Antebellum Beginnings

photo by an unidentified photographer, between 1860-1870

The guidelines for this fellowship dictate that I use the library’s Special Collections as inspiration for my performance. This collection includes topics as broad as the Civil War and Children’s Books and as specific as Whaling Journals, local newspapers, and private letters. Although I already have a basic framework in place for next year’s performance, I do not want to limit myself by searching for only hair-related texts. Instead, I will delve deeply into the collection, finding ways to incorporate narratives or themes that I find the most valuable, even if they do not specifically address hair as a topic.

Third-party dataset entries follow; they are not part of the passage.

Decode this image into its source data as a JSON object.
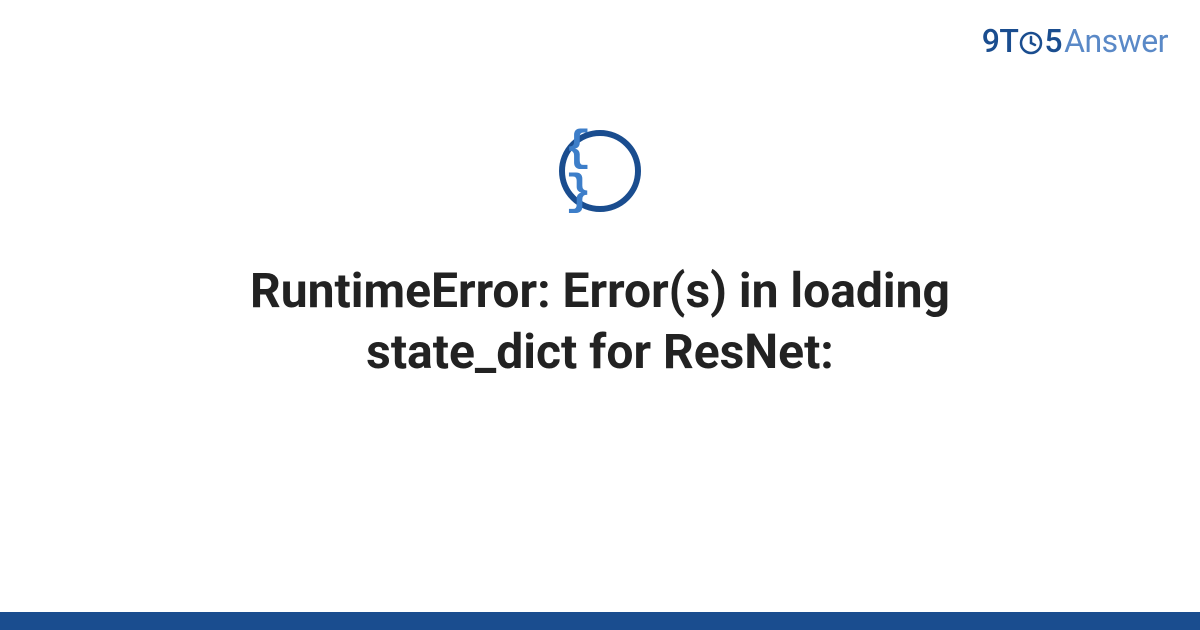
{
  "header": {
    "logo": {
      "nine": "9",
      "t": "T",
      "clock_icon": "clock-icon",
      "five": "5",
      "answer": "Answer"
    }
  },
  "icon": {
    "name": "code-braces-icon",
    "braces": "{ }"
  },
  "title": "RuntimeError: Error(s) in loading state_dict for ResNet:",
  "colors": {
    "primary": "#1a4d8f",
    "secondary": "#5a89c7",
    "text": "#222222"
  }
}
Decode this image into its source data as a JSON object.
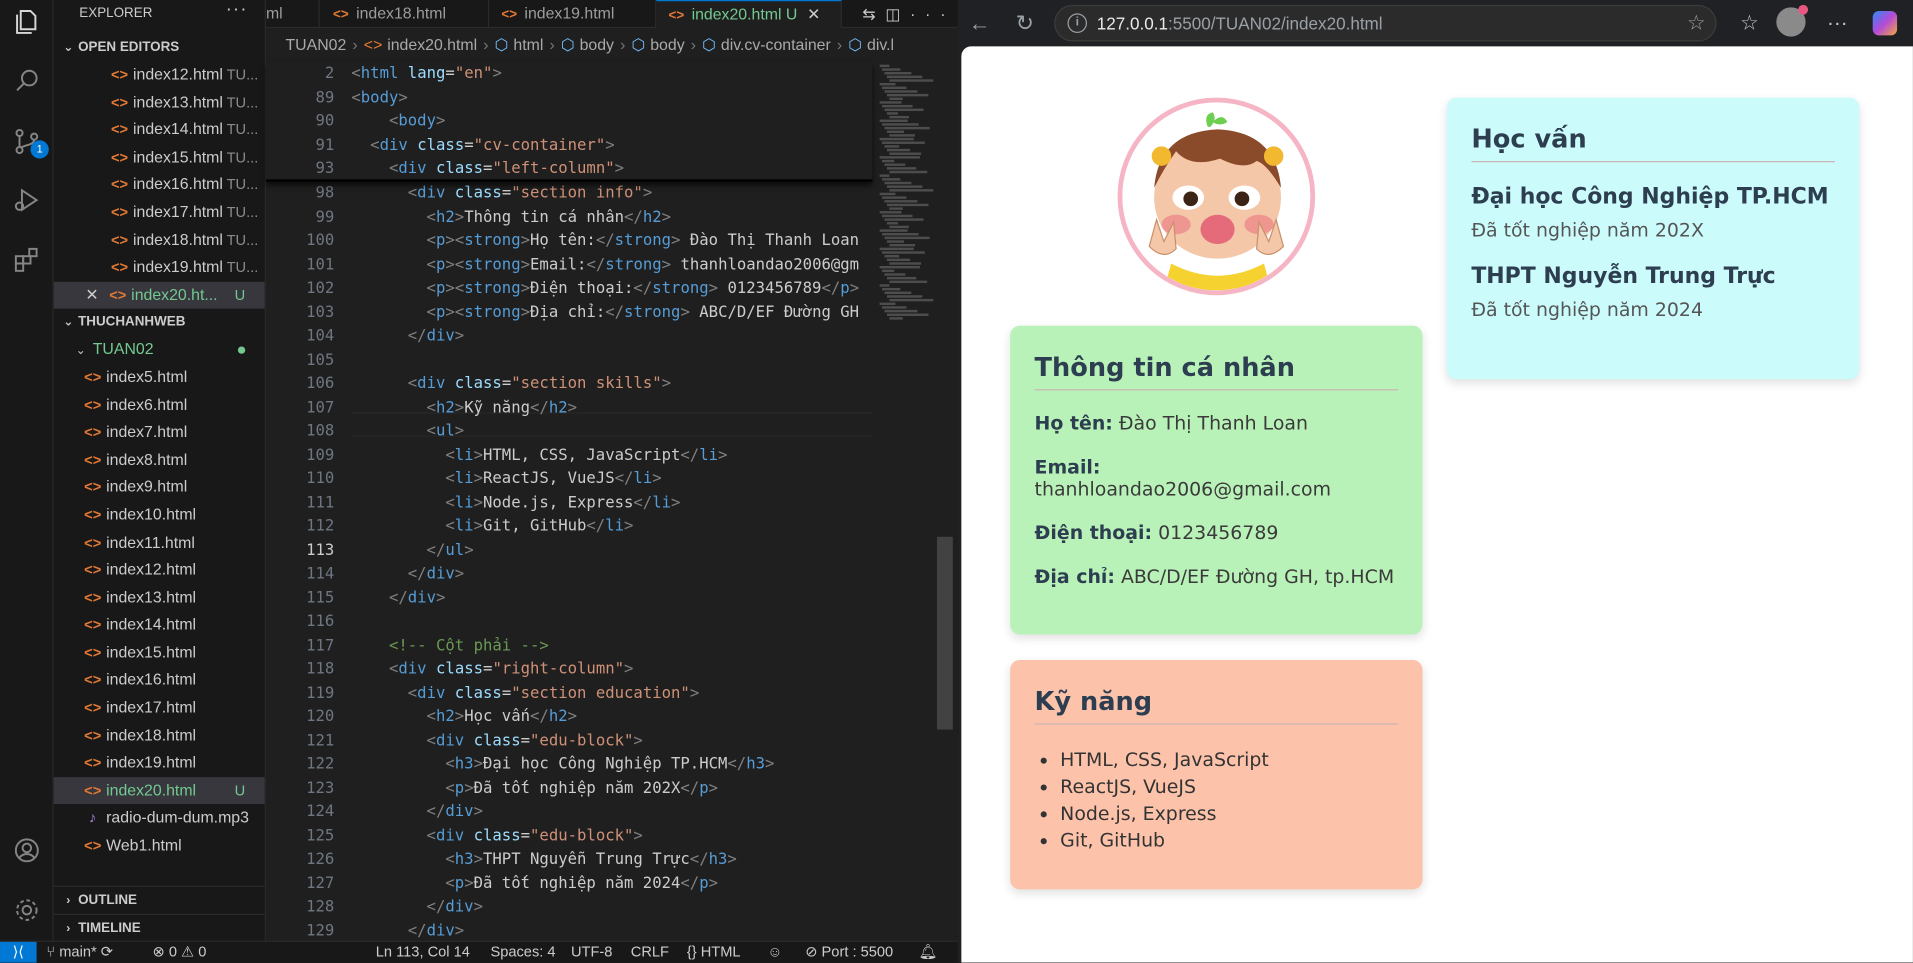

Did I mention that the library’s collection is massive?! It is very intimidating, making it difficult to decide where to begin. Since my most recent personal work explores the Antebellum era and the Civil War, that seemed like a good place to start. My first hours in the library were spent looking at bound editions of Harper’s New Magazine from 1852 and fashion plates from 1850 through the turn of the century. I found that each edition of Harper’s Magazine also included two fashion plates depicting the latest styles for women.

Since the hairstyles depicted in these illustrations seemed extremely elaborate, I was curious to investigate the types of more casual hairstyles regular women typically wore. Harper’s Magazine also appeared to target a very specific demographic, i.e. neither women of lower economic status, nor women of color. The few depictions of African Americans I found in this magazine were cringe-worthy at best. Therefore, I chose not to share them here.

Included above are a couple of fashion plates I found in a book that compiled plates from over a 50 year period. Like the images from Harper's New Magazine, they seem to feature hairstyles that were quite elaborate.

photo produced by Mathew Brady's studio

photo produced by Mathew Brady's studio

photo produced by Mathew Brady's studio

Where do I look to find honest depictions of what women actual wore and how they styled their hair? The first place I thought of was the Library of Congress, which has an extensive digital archive of daguerreotypes, ambrotypes and tintypes. I was happy to discover that this collection includes what appears to be portraits of free women of color. I found many of these images fascinating, not only because of their honest depiction of what people looked like, the way they wore their hair, and the clothes they wore, but also because of the stories they implied. I wanted to know more. Over the next week, I will share more of those images and the stories behind them.

photo by A. D. Jaynes

photo by Francis Grice, ca. 1855

photo of Mrs. Ridgely Brown, between 1861-1865

In summary, according to the images I found, during this era women generally parted their hair in the center. Most women wore their hair either smoothed along the scalp and formed it into a simple bun in the back, had a bun in the back with ringlets framing their face, pulled back into a cascade of ringlets in the back or pinned up into two, symmetrical side buns.

Subscribe to HairStory this week to get updates on new posts! Follow my IG @bdavis_hair to see snippets of the latest research and share your own hair story.

Unless otherwise noted, photographs were taken by me.

#research #hairstory #Library #hair #antebellumera #CivilWar #CreativeFellow

Featured Posts
Recent Posts
Search By Tags
No tags yet.
Follow Us
  • Facebook Basic Square
  • Twitter Basic Square
  • Google+ Basic Square
  • Black Facebook Icon
  • Black Instagram Icon
  • Black Twitter Icon
  • Black LinkedIn Icon